Danube’s ScrumWorks Pro team eats its own dog food. We are lucky not to be plagued by many of organizational difficulties inhibiting many teams moving toward Agile software development. As a result, we get a high quality product out the door frequently with a relatively small group of contributors.
Key to successfully delivering on the promise of Scrum management (rapidly responding to business needs) are the technical practices that enable fast and furious product change. Most important is the need to “bake quality into the product” from the start. This means having test and QA be an integral part of development early and continuously. For many organizations, this is no small feat, so here’s a little run down on how we use the “Definition of Done” to bake quality into our products from the start:
1) Defining Done. Quality starts with requirements. You must have clarity around your business goals as well as your technical expectations for implementation so that everyone is on the same page. In a way it’s unfortunate that there’s so much hype around “user stories”. We use user stories but a far more important component of our product backlog items is the “Definition of Done”: a bulleted list of “agreements” between the product owner and the team relating to the user story. For us, explicit done criteria limit the functional scope of an item. We don’t, however, imply specific UI implementation; detailed requirements analysis is handled in sprint, UI design included.
2) Implicit Done Criteria. We have a lengthy set of implicit done criteria in a wiki. This lists all the technical criteria work must meet before it’s accepted as done by the product owner. Wiki is not ideal in that it’s not always visible. But if you’re on our team, you know about this list. What’s on the implicit list? It’s lengthy but here are the major categories with some examples of each (no way a thorough list):
- Coding Standards. Refactor toward unit-testable code, javadoc comments, coding styles…

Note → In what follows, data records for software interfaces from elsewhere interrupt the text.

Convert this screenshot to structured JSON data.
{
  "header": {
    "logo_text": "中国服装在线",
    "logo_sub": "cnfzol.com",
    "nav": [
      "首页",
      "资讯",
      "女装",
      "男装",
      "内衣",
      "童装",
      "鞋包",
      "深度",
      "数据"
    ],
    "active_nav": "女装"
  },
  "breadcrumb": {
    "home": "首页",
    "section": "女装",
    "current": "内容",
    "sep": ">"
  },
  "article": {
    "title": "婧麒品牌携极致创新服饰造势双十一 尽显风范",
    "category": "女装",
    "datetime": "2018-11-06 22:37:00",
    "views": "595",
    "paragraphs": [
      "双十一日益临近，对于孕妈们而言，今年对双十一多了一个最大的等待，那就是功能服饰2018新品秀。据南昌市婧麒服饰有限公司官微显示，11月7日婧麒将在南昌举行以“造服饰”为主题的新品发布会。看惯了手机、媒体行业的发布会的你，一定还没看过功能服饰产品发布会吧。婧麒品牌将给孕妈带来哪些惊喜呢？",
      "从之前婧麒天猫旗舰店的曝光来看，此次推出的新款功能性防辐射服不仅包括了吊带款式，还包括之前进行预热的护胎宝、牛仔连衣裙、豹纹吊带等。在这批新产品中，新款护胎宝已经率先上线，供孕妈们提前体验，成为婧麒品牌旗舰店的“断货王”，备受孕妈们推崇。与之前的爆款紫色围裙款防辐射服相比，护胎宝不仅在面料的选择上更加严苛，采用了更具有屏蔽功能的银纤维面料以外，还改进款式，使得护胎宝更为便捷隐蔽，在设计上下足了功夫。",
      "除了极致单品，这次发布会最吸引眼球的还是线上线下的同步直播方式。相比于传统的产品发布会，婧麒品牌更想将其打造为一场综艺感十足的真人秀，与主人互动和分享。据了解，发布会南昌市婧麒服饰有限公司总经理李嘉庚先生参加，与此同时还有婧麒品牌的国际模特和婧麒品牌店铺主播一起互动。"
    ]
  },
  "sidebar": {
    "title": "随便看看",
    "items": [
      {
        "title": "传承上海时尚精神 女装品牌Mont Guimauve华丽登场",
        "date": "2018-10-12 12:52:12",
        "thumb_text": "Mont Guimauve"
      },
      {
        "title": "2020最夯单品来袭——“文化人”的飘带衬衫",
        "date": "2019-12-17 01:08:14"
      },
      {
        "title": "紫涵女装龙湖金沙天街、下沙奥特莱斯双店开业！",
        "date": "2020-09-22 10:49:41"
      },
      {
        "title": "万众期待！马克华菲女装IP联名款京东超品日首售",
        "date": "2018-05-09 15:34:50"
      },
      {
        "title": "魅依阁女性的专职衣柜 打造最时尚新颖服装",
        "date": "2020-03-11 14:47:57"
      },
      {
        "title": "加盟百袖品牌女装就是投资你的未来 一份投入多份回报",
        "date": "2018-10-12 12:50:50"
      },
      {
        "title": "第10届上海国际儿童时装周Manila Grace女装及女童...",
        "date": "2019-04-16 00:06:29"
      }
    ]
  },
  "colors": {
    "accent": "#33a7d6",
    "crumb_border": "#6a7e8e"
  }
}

- Design standards include preferring composition to inheritance, model/view/presenter, avoid copy/paste classes…
- Related to design and coding is TDD. This doesn’t mean we always test first, but we write software from a testability standpoint. The point here is the design benefits of TDD.
- Quality Standards. We automate tests using tools programmers can write and run easily (X-unit and extensions). Code is unit tested to the extent reasonable/possible. We have a UI intensive app, so devs also write integration tests using J-Unit based testing systems (no record playback crap that only people with specific tools can run).
- Continuous integration is a big part of enabling Agile. We currently split our (overly) large integration test harness between multiple coordinated servers, enabling simultaneous test runs and faster feedback.
- Mandatory code reviews before anything is “done”.
There’s more to this list of course, but this gives a sense for why done criteria is so important. It’s really the hinge on which agility swings. If you’re doing “agile” but you’re not doing something like this to ensure high quality product, you won’t be able to keep up the pace once your product grows beyond trivial. That is to say, as your product gets bigger, the effort to manually test it becomes exponentially higher. In addition, as your code base gets bigger, the maintainability goes down unless you work very hard to keep things tidy.
So when the team says “this story is done”, they mean all of the explicit and implicit done criteria has been satisfied. If any one item is not, we toss it out of sprint review. With this system we’ve managed a relatively low rate of defects while maintaining a high rate of release. And we do this all with a single manual/exploratory QA engineer.